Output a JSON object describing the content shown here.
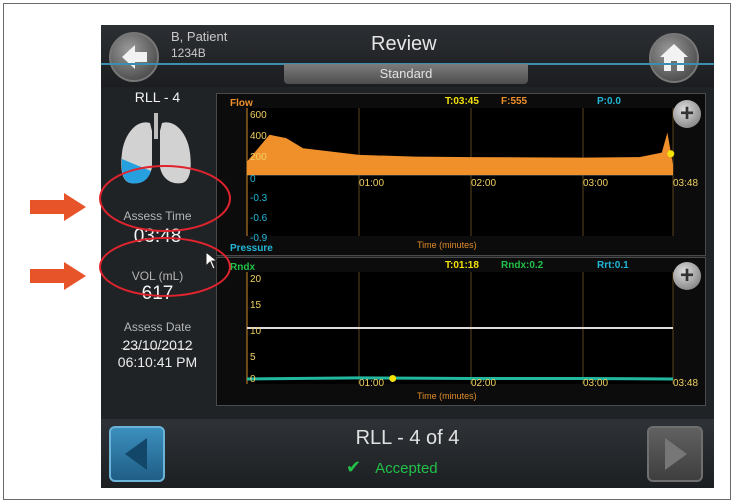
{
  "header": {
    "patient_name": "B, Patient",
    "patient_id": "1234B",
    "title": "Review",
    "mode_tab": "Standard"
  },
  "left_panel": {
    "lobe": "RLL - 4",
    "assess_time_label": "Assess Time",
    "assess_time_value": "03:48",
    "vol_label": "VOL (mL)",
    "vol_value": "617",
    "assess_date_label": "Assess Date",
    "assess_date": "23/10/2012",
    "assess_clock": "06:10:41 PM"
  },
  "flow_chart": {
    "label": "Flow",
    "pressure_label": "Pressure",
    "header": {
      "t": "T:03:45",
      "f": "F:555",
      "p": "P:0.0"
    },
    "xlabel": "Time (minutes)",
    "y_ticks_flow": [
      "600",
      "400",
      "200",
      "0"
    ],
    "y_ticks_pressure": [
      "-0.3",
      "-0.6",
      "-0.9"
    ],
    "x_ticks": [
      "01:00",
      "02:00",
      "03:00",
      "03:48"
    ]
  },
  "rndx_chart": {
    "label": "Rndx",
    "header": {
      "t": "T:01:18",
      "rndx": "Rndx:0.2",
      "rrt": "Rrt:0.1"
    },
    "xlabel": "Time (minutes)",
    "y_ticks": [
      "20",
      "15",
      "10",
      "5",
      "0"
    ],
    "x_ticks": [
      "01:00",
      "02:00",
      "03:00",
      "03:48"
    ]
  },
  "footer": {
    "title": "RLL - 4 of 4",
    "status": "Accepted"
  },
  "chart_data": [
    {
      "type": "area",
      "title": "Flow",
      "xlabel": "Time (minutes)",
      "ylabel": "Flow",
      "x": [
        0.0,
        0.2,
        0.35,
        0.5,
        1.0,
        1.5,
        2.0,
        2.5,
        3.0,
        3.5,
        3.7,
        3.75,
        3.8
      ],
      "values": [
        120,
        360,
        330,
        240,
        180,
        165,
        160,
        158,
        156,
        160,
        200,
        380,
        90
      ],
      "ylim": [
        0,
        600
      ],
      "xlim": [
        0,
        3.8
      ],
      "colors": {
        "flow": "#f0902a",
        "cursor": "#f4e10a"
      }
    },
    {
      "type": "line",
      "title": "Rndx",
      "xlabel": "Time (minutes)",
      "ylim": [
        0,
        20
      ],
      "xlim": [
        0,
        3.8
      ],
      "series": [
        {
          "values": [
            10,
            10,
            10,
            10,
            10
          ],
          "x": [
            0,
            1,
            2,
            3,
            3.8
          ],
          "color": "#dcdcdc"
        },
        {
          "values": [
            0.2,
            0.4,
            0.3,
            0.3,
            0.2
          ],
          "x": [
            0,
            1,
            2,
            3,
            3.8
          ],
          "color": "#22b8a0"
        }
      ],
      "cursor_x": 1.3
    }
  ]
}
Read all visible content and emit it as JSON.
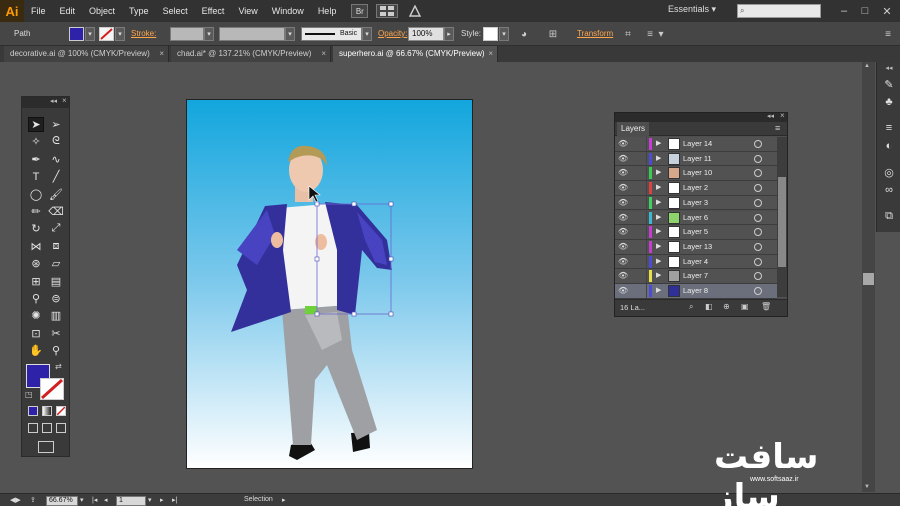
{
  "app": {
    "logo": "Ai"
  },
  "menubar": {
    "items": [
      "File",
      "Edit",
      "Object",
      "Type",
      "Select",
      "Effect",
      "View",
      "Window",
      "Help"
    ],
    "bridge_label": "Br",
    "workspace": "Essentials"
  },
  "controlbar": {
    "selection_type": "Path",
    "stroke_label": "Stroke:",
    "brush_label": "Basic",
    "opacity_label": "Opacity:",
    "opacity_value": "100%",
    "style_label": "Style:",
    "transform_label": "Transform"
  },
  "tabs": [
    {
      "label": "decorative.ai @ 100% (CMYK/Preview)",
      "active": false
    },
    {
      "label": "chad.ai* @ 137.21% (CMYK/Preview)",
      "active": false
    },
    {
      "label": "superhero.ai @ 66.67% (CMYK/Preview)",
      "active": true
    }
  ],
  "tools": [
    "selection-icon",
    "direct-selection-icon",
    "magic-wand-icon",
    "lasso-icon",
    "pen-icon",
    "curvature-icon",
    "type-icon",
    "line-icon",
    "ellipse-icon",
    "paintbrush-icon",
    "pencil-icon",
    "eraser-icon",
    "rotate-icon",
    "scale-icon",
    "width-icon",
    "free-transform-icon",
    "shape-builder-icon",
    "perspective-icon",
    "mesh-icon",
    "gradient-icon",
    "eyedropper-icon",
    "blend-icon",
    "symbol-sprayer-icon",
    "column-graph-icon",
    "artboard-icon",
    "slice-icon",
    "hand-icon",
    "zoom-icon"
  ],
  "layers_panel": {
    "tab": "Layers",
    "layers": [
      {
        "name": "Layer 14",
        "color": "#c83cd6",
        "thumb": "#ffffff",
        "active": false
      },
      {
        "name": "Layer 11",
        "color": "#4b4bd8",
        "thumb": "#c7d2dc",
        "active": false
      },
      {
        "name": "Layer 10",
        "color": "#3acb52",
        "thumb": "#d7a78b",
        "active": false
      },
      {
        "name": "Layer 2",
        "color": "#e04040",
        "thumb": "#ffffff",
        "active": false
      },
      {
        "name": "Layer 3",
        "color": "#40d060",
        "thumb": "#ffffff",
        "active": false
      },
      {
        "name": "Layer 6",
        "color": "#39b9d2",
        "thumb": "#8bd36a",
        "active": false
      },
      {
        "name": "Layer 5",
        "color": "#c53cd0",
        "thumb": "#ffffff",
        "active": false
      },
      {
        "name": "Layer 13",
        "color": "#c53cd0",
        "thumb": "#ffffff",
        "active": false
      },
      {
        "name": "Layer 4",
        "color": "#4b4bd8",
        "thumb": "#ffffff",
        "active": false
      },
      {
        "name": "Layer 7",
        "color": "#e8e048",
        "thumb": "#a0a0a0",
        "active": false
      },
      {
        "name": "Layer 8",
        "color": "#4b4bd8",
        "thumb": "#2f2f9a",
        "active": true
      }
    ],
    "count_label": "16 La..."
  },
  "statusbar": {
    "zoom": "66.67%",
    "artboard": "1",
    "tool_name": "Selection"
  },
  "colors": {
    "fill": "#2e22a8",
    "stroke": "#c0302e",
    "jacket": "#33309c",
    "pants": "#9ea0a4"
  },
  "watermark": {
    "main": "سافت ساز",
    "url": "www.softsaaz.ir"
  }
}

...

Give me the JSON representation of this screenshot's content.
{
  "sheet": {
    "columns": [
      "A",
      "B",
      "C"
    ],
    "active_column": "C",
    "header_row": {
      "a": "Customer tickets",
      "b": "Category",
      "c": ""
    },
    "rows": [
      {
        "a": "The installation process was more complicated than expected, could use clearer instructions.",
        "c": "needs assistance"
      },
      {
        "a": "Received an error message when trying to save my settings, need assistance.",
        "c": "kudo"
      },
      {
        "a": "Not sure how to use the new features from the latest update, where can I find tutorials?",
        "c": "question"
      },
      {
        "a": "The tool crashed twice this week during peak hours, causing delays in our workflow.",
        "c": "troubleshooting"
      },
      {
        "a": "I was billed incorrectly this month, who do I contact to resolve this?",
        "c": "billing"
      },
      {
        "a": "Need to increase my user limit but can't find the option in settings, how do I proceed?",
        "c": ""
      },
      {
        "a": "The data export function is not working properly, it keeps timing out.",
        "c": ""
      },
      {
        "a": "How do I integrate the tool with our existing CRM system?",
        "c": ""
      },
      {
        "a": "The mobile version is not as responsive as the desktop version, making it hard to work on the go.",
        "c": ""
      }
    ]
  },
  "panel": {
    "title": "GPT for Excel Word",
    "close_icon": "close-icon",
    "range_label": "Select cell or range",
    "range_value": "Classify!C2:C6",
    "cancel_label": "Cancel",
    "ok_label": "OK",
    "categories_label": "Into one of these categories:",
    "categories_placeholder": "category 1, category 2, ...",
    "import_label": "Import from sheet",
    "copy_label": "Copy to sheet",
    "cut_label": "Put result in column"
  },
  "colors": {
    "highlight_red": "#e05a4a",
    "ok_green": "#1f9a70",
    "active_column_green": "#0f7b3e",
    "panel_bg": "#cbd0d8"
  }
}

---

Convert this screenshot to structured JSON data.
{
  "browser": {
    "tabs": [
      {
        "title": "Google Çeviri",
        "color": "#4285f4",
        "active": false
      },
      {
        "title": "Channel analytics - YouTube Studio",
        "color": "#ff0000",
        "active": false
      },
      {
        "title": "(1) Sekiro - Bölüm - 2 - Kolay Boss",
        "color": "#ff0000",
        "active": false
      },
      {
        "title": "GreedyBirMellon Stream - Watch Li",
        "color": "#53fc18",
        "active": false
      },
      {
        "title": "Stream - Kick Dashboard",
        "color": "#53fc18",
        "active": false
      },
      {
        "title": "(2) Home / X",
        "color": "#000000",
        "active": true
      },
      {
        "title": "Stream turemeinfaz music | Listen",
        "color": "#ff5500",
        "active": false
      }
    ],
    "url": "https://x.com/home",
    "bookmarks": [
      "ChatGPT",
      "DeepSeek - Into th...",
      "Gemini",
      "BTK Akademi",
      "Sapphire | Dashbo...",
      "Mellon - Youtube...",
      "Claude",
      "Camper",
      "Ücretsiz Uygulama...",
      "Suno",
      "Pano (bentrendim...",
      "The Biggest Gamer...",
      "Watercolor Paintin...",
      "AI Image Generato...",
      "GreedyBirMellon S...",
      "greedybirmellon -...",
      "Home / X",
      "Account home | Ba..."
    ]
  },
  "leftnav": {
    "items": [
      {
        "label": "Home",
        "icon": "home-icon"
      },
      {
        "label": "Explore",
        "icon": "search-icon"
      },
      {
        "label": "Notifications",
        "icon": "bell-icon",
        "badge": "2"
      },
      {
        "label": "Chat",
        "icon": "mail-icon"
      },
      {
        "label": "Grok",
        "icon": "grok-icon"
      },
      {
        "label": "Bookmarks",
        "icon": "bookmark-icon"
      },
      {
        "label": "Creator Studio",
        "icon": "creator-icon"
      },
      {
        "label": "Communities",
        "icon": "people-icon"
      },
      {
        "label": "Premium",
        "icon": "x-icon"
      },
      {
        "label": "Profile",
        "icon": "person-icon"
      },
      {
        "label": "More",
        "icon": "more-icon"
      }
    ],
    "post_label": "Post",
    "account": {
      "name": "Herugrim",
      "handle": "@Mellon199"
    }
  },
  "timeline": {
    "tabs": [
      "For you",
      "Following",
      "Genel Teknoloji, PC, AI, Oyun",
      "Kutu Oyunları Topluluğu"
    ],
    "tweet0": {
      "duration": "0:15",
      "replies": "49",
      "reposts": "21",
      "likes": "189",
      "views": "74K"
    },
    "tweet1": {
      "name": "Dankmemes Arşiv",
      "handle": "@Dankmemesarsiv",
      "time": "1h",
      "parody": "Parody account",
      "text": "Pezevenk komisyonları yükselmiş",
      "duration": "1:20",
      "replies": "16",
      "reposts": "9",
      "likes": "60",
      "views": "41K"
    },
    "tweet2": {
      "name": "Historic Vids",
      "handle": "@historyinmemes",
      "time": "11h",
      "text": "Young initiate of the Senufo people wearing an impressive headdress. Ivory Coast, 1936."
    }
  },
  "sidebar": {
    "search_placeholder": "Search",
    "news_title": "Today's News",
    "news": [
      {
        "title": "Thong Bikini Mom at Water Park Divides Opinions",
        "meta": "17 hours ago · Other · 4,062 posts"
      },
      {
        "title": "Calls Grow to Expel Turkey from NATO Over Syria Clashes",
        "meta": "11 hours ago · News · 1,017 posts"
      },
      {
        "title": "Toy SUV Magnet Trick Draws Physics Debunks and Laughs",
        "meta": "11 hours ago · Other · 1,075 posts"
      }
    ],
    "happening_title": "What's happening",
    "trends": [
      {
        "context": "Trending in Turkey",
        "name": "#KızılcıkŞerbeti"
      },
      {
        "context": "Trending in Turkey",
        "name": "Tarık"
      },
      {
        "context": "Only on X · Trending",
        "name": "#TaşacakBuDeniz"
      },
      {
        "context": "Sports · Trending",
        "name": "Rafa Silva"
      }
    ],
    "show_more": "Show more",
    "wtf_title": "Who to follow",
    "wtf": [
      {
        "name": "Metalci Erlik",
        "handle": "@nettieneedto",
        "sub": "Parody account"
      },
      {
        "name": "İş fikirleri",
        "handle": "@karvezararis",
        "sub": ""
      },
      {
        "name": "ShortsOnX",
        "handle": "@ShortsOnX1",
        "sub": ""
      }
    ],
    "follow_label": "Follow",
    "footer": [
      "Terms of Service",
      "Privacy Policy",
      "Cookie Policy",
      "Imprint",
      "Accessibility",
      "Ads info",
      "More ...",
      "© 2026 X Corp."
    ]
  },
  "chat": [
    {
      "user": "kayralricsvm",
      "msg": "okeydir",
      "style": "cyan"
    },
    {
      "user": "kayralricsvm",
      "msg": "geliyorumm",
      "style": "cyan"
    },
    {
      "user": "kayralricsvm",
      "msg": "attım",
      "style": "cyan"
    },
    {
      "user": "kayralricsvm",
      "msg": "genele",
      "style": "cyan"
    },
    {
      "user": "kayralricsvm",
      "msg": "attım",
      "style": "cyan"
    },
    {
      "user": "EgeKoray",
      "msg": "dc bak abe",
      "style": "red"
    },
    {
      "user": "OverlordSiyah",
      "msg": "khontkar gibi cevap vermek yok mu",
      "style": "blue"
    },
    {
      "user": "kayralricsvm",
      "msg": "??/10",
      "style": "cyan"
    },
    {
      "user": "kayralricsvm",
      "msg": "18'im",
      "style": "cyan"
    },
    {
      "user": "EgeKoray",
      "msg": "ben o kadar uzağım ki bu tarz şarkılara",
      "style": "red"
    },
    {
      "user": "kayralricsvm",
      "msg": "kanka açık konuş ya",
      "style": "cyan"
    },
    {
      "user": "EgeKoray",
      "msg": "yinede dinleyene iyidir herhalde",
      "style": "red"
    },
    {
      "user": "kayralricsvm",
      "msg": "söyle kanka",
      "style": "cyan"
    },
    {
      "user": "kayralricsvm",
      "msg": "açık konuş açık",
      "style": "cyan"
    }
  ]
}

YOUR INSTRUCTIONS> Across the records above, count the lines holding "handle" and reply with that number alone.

SOLVED PROBLEM> 6